PROBLEM: Please write the listing below out again exactly, leaving every picture behind.

SUPPLIED RECORDS:
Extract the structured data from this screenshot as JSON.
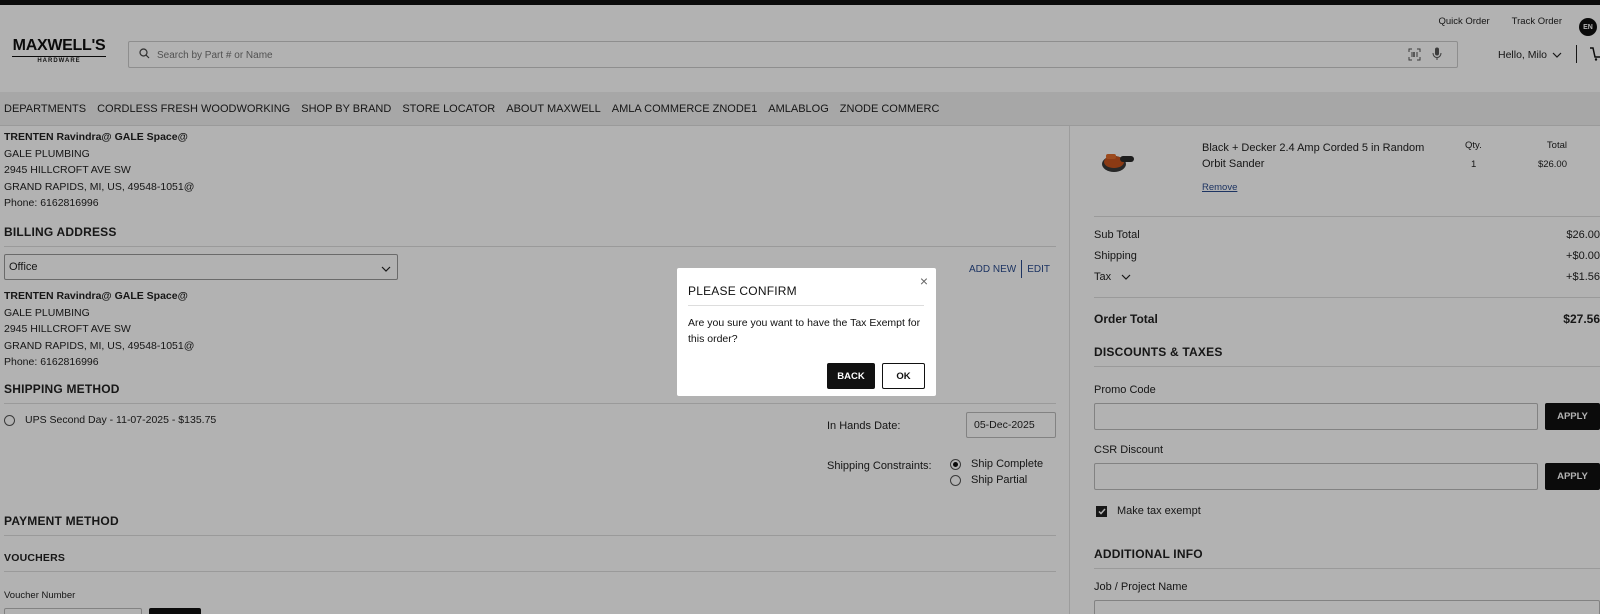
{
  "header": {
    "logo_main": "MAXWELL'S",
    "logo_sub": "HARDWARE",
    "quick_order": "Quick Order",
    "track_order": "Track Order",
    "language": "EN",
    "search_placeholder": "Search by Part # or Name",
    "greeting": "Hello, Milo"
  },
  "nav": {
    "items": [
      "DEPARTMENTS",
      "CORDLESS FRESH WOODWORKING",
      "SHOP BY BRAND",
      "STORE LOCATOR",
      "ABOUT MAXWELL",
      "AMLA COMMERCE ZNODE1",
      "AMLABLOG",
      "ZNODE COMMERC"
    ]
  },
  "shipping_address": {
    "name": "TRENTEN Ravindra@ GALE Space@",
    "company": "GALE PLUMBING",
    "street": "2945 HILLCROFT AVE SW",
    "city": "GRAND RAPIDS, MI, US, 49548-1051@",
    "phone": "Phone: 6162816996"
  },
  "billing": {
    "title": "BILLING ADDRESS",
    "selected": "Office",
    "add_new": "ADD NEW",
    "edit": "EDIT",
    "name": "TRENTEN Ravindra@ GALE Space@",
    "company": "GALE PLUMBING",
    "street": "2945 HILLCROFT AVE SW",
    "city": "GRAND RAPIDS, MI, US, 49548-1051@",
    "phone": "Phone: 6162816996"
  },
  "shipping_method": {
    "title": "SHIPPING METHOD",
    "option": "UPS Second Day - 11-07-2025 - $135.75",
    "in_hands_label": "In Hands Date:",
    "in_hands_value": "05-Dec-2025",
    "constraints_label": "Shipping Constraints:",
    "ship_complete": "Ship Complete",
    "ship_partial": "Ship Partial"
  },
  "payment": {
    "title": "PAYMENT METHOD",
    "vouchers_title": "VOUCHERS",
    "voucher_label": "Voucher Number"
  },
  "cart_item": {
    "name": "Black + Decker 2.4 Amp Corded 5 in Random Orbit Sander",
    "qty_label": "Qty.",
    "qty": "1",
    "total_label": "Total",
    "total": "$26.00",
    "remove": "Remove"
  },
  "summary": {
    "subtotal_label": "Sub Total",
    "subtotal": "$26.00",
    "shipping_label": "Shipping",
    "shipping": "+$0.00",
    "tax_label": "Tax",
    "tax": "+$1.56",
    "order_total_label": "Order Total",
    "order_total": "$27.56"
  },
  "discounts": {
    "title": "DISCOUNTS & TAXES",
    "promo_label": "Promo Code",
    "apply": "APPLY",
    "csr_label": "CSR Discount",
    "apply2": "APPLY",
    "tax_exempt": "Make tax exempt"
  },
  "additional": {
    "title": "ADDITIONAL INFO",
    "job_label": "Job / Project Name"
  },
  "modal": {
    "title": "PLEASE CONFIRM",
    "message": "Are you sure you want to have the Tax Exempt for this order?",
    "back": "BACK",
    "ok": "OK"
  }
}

ANSWER TO THIS EXERCISE:
Extract the structured data from this screenshot as JSON.
{
  "header": {
    "logo_main": "MAXWELL'S",
    "logo_sub": "HARDWARE",
    "quick_order": "Quick Order",
    "track_order": "Track Order",
    "language": "EN",
    "search_placeholder": "Search by Part # or Name",
    "greeting": "Hello, Milo"
  },
  "nav": {
    "items": [
      "DEPARTMENTS",
      "CORDLESS FRESH WOODWORKING",
      "SHOP BY BRAND",
      "STORE LOCATOR",
      "ABOUT MAXWELL",
      "AMLA COMMERCE ZNODE1",
      "AMLABLOG",
      "ZNODE COMMERC"
    ]
  },
  "shipping_address": {
    "name": "TRENTEN Ravindra@ GALE Space@",
    "company": "GALE PLUMBING",
    "street": "2945 HILLCROFT AVE SW",
    "city": "GRAND RAPIDS, MI, US, 49548-1051@",
    "phone": "Phone: 6162816996"
  },
  "billing": {
    "title": "BILLING ADDRESS",
    "selected": "Office",
    "add_new": "ADD NEW",
    "edit": "EDIT",
    "name": "TRENTEN Ravindra@ GALE Space@",
    "company": "GALE PLUMBING",
    "street": "2945 HILLCROFT AVE SW",
    "city": "GRAND RAPIDS, MI, US, 49548-1051@",
    "phone": "Phone: 6162816996"
  },
  "shipping_method": {
    "title": "SHIPPING METHOD",
    "option": "UPS Second Day - 11-07-2025 - $135.75",
    "in_hands_label": "In Hands Date:",
    "in_hands_value": "05-Dec-2025",
    "constraints_label": "Shipping Constraints:",
    "ship_complete": "Ship Complete",
    "ship_partial": "Ship Partial"
  },
  "payment": {
    "title": "PAYMENT METHOD",
    "vouchers_title": "VOUCHERS",
    "voucher_label": "Voucher Number"
  },
  "cart_item": {
    "name": "Black + Decker 2.4 Amp Corded 5 in Random Orbit Sander",
    "qty_label": "Qty.",
    "qty": "1",
    "total_label": "Total",
    "total": "$26.00",
    "remove": "Remove"
  },
  "summary": {
    "subtotal_label": "Sub Total",
    "subtotal": "$26.00",
    "shipping_label": "Shipping",
    "shipping": "+$0.00",
    "tax_label": "Tax",
    "tax": "+$1.56",
    "order_total_label": "Order Total",
    "order_total": "$27.56"
  },
  "discounts": {
    "title": "DISCOUNTS & TAXES",
    "promo_label": "Promo Code",
    "apply": "APPLY",
    "csr_label": "CSR Discount",
    "apply2": "APPLY",
    "tax_exempt": "Make tax exempt"
  },
  "additional": {
    "title": "ADDITIONAL INFO",
    "job_label": "Job / Project Name"
  },
  "modal": {
    "title": "PLEASE CONFIRM",
    "message": "Are you sure you want to have the Tax Exempt for this order?",
    "back": "BACK",
    "ok": "OK"
  }
}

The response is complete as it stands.